List of Components to Check
When considering compatibility issues for installing an ACC system into a manual car, it is important to check:
- Engine type and size
- Brake type (ABS or non-ABS)
- Steering system (power steering/manual)
- Existing electronics (traction control etc.)
Electrical System Considerations
Another potential issue when installing an ACC system in a manual car is ensuring that there is enough electrical capacity available from the battery and alternator to power all of the new components. This includes checking that all wiring harnesses have sufficient length and connectors are correctly fitted to ensure proper operation of the new equipment. It can also involve upgrading various parts such as fuses, relays and cables if necessary.
Maintenance Requirements for an Adaptive Cruise Control Setup With Manual Gearboxes
Adaptive Cruise Control Setup Requirements

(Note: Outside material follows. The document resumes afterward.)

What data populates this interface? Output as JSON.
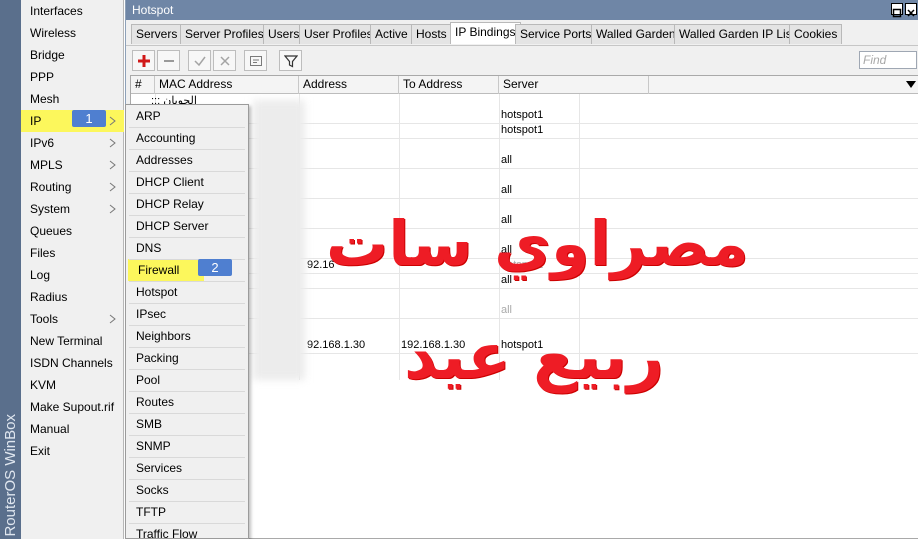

Adaptive cruise control (ACC) is a type of vehicle safety system that helps to maintain the speed and distance between vehicles. It can be used with manual gearboxes, but there are certain requirements for an effective setup. These include:
- Ensuring the correct sensors are installed in order to accurately detect other vehicles on the road;
- Making sure all wiring connections are secure and functioning properly;
- Calibrating the ACC system according to manufacturer specifications;
- Installing any additional components such as actuators or controllers; and
- Testing that all components work together harmoniously.
Advantages of Using ACC With Manual Gearbox
Using adaptive cruise control with a manual gearbox can offer many advantages over traditional systems. For example, it can help reduce driver fatigue by automating some of the driving tasks, allowing drivers to focus more on their surroundings rather than constantly monitoring speed and distance from other cars. Additionally, it provides smoother acceleration when changing gears compared to manually shifting them - which results in improved fuel economy due to less sudden starts/stops. Finally, using ACC with manual transmission allows for greater flexibility when driving in different conditions since you don’t have to worry about manually shifting gears at every turn or hill climb.
In conclusion, installing an adaptive cruise control system with a manual gearbox requires careful consideration of several factors including sensor installation, wiring connection security and calibration accuracy among others. However once done correctly this setup offers numerous advantages such as reduced driver fatigue, improved fuel economy and greater flexibility while driving in various conditions – making it well worth considering if you’re looking for an upgrade from your current vehicle safety system!
Troubleshooting Tips For Malfunctioning Adaptive Cruise Control on a Vehicle With a Stick Shift
Adaptive Cruise Control (ACC) malfunctioning on a vehicle with a stick shift can present several symptoms. These may include:
- The car not accelerating or decelerating when the ACC is engaged
- The ACC not detecting other vehicles on the road
- Unusual noises coming from the engine when the ACC is activated
If your adaptive cruise control isn't functioning properly, here are some troubleshooting tips to help you identify and solve the issue:
Check Your Vehicle's Settings
First, make sure that all of your vehicle's settings are correct. This includes checking that:
- Your speed limit is set correctly for your current location
- The distance between you and other cars has been adjusted appropriately for safety reasons
- All sensors have been calibrated correctly according to manufacturer instructions